Every week, we answer some of the most commonly asked family law questions we hear from our clients. This week: what happens to the children when parents split up
My partner and I have separated. We have two children together. Who gets to decide the arrangements for the children?
Neither parent automatically “gets to decide”. Wherever possible, arrangements should be worked out together, in the best interests of the children.
When parents are together, lots of arrangements for the children’s time are made as a matter of course, including things like holidays, after-school clubs, parties, outings with friends, or just the general school run.
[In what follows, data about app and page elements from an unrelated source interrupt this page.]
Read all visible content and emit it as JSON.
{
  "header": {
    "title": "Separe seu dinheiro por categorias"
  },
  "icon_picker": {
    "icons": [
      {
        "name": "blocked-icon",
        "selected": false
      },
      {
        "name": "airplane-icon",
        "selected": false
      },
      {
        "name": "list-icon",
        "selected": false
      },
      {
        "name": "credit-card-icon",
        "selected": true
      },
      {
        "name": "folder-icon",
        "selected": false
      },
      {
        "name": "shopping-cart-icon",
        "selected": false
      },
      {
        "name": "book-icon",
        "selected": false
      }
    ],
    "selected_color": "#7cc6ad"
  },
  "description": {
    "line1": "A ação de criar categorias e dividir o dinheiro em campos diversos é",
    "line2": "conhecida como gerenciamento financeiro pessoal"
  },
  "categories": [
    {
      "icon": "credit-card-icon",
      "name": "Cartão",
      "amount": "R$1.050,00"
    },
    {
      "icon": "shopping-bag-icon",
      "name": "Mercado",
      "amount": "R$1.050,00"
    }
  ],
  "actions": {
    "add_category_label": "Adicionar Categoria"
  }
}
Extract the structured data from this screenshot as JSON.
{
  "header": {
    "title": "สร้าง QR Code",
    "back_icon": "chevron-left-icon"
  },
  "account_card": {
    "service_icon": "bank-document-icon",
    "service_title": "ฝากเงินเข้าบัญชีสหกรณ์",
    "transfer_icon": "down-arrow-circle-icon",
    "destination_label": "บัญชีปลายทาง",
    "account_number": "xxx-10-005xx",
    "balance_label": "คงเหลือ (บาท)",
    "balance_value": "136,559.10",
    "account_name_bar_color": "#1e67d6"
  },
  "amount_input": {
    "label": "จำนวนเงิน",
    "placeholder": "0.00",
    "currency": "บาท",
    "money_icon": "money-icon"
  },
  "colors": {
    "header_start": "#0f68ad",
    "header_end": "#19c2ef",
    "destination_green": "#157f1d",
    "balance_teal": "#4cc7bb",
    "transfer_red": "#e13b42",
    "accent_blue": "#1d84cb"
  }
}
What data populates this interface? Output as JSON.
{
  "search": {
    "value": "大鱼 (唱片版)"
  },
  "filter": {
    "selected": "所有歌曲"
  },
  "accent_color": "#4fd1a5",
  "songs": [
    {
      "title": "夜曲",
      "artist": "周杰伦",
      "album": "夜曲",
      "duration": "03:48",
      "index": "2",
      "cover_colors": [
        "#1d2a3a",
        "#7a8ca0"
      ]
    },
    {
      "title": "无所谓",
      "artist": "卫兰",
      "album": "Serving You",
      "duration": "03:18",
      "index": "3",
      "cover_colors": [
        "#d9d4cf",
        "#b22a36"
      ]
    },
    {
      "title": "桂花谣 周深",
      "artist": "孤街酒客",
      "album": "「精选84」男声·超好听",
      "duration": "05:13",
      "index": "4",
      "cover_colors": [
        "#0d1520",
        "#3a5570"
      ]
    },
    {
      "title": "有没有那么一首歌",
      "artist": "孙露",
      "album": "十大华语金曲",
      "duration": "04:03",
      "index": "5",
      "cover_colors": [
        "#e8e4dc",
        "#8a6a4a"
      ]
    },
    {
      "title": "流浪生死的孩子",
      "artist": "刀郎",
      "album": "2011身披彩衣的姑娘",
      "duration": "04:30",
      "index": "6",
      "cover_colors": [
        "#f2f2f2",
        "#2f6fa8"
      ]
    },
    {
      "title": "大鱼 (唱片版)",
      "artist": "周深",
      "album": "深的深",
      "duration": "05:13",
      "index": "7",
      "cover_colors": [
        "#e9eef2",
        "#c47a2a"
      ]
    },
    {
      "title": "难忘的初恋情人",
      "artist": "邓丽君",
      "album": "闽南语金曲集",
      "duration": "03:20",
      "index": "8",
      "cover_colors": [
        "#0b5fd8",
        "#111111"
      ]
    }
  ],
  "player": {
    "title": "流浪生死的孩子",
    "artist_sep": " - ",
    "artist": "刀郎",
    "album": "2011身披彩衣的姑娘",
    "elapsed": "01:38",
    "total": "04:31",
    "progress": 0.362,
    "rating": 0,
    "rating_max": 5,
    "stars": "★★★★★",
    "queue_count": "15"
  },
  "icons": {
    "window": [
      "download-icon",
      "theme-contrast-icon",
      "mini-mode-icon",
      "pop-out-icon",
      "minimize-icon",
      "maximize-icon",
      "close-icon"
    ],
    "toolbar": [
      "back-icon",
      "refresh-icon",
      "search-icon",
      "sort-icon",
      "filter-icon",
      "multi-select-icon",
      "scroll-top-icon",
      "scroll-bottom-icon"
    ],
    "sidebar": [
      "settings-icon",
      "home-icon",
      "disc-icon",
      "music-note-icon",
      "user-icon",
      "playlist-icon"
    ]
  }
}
These things can sometimes take a back seat when a couple separate; often, parents can be left simply trying to arrange to spend time with their children in between their busy schedules.
It is always preferable for the parents to be able to sit down and discuss practically what arrangements will be made. If, for example, dad works full time and mum works part time, then it would seem practical for mum to carry on being the main carer, but with dad able to spend good quality time with the children on weekends and during the week if possible. If the roles are reversed, then suitable arrangements should be made according to the individual circumstances – there is no automatic presumption that mum should be the main carer.
What if our split was acrimonious, or I feel my partner’s proposals are unrealistic, and we can’t agree the arrangements between us?
If the parents are unable to agree on arrangements together, the next thing to try is mediation. If this is also unsuccessful, then the last resort is an application to court. Court proceedings are time consuming and costly, and can be very damaging to future relationships. For this reason, the courts would always prefer parents to make their own arrangements for children.
However, if pressed, a court will decide what is in the children’s best interests and make a legally binding order in those terms. This may not suit either parent, as this is the risk that you take in litigating over the children – it is always best to try and resolve matters between yourselves first.
We understand that court proceedings are daunting, and when they affect your children it can be very stressful. If you would like more advice, then please call us on (029) 2034 2233, or e-mail firstname.lastname@example.org, and we will do our best to help you.